Howard set Chicago's rookie rushing record with 1,313 yards in 2016 and became the first Bears running back to start his career with back-to-back 1,000-yard seasons. He should be the Bears' primary back, but coach Matt Nagy expressed genuine excitement over Cohen's skill set which suggests he plans on getting him the ball quite a bit this season.

Regardless of how the touches play out, the Bears will present opposing defenses with one of the most challenging ground games in the NFL.

    Tarik Cohen was NFL's best big-play RB in 2017

    Tarik Cohen was NFL's best big-play RB in 2017

    Tarik Cohen's rookie season with the Chicago Bears was an impressive blend of running, receiving and special teams play. He quickly became a household name. The combination of his diminutive frame and oversized personality made him a fan favorite, especially when he started gaining yards in chunks.

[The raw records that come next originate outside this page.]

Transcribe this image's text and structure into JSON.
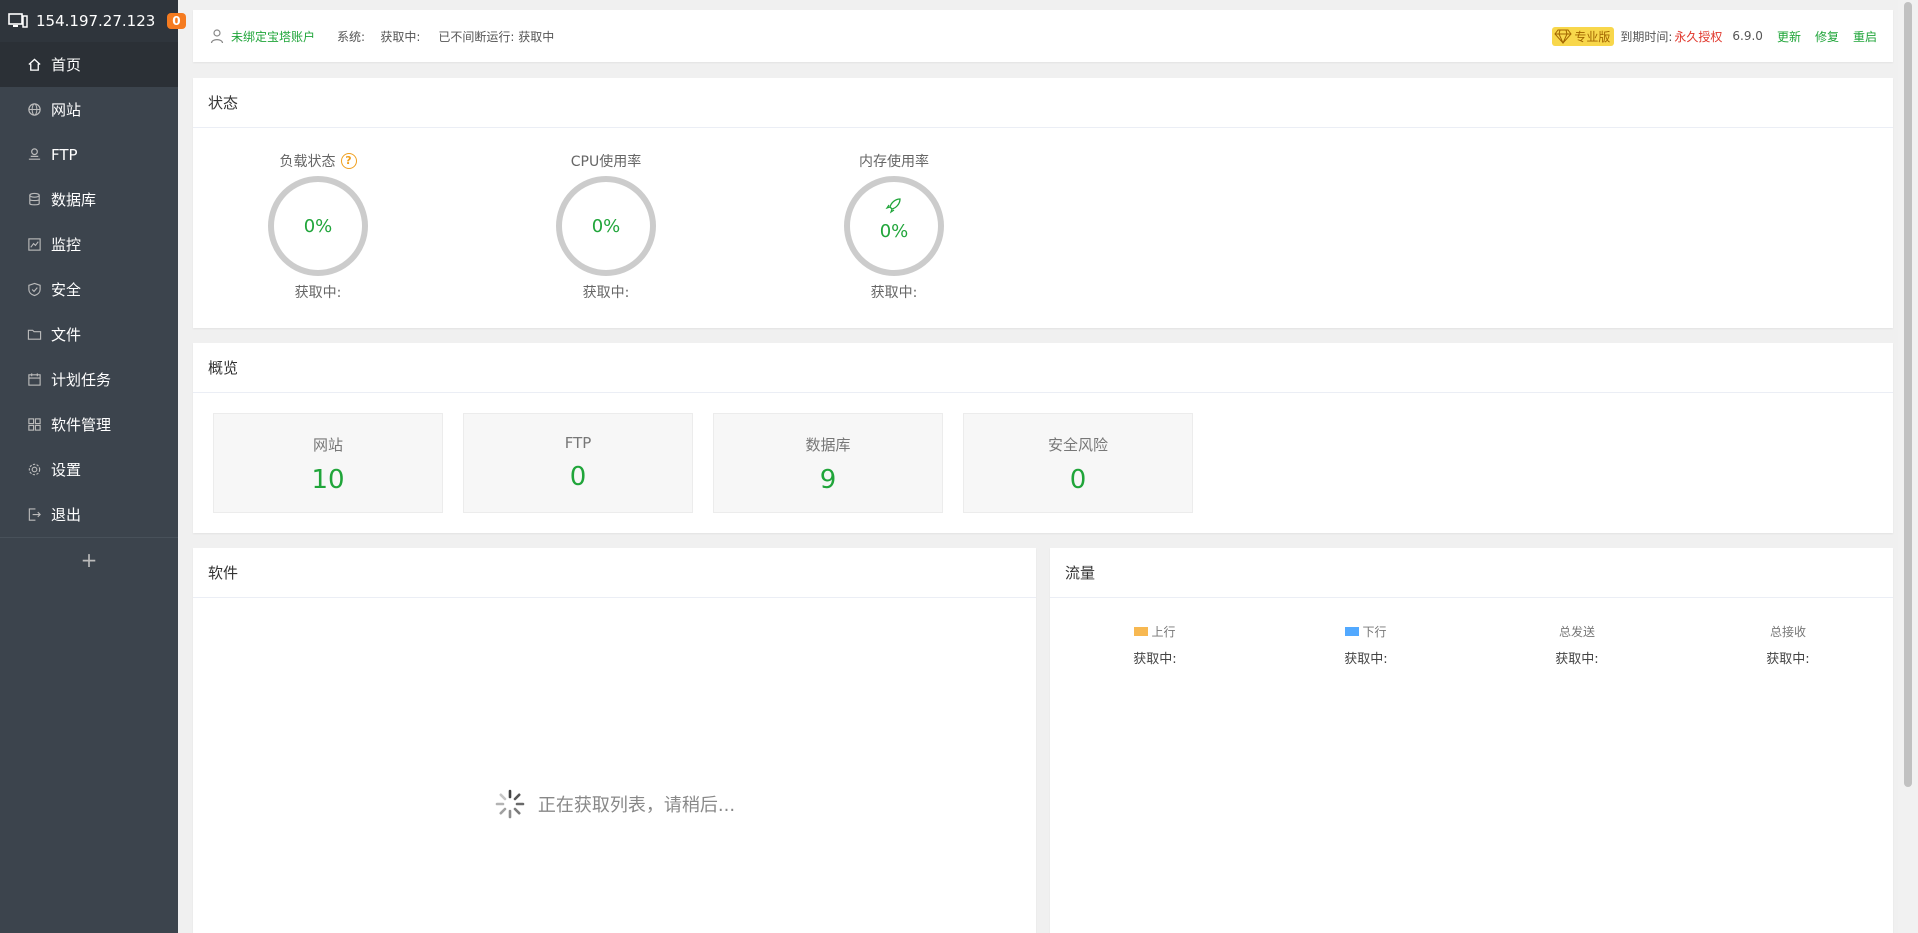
{
  "sidebar": {
    "ip": "154.197.27.123",
    "badge": "0",
    "items": [
      {
        "label": "首页",
        "icon": "home-icon"
      },
      {
        "label": "网站",
        "icon": "globe-icon"
      },
      {
        "label": "FTP",
        "icon": "ftp-icon"
      },
      {
        "label": "数据库",
        "icon": "database-icon"
      },
      {
        "label": "监控",
        "icon": "monitor-icon"
      },
      {
        "label": "安全",
        "icon": "shield-icon"
      },
      {
        "label": "文件",
        "icon": "folder-icon"
      },
      {
        "label": "计划任务",
        "icon": "calendar-icon"
      },
      {
        "label": "软件管理",
        "icon": "apps-icon"
      },
      {
        "label": "设置",
        "icon": "gear-icon"
      },
      {
        "label": "退出",
        "icon": "logout-icon"
      }
    ],
    "add": "+"
  },
  "topbar": {
    "bind_account": "未绑定宝塔账户",
    "system": "系统:",
    "system_value": "获取中:",
    "uptime": "已不间断运行: 获取中",
    "pro_label": "专业版",
    "expire_label": "到期时间:",
    "expire_value": "永久授权",
    "version": "6.9.0",
    "update": "更新",
    "repair": "修复",
    "restart": "重启"
  },
  "status": {
    "title": "状态",
    "gauges": [
      {
        "label": "负载状态",
        "value": "0%",
        "sub": "获取中:"
      },
      {
        "label": "CPU使用率",
        "value": "0%",
        "sub": "获取中:"
      },
      {
        "label": "内存使用率",
        "value": "0%",
        "sub": "获取中:"
      }
    ]
  },
  "overview": {
    "title": "概览",
    "cards": [
      {
        "label": "网站",
        "value": "10"
      },
      {
        "label": "FTP",
        "value": "0"
      },
      {
        "label": "数据库",
        "value": "9"
      },
      {
        "label": "安全风险",
        "value": "0"
      }
    ]
  },
  "software": {
    "title": "软件",
    "loading": "正在获取列表，请稍后..."
  },
  "traffic": {
    "title": "流量",
    "columns": [
      {
        "label": "上行",
        "value": "获取中:",
        "color": "#f7b851"
      },
      {
        "label": "下行",
        "value": "获取中:",
        "color": "#52a9ff"
      },
      {
        "label": "总发送",
        "value": "获取中:"
      },
      {
        "label": "总接收",
        "value": "获取中:"
      }
    ]
  },
  "colors": {
    "accent": "#20a53a",
    "sidebar": "#3c444d",
    "warning": "#e0372c"
  }
}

    In fact, of all running backs with a minimum of 80 carries last season, Cohen had the highest percentage of runs that went for 15 or more yards, according to Pro Football Focus.

    Cohen will have a big role in new coach Matt Nagy's offense this season because of everything he offers a play-caller. He's a weapon as a receiver out of the backfield and can chew up yards on the ground like any traditional running back. He's a hold-your-breath talent who can turn a bad play into a touchdown in the blink of an eye.

    Cohen had 370 rushing yards, 353 receiving yards and three offensive touchdowns in what can be described as a limited role last year. John Fox and Dowell Loggains didn't seem to ever figure out how to best use Cohen's skill set. That should be no issue for Nagy and Mark Helfrich, the team's new offensive coordinator, who both bring a creative offensive approach to Chicago.

    Jordan Howard will be the starter and will do most of the heavy lifting. But Cohen is going to have a much bigger role than he had as a rookie, and that should result in more big plays and points on the board.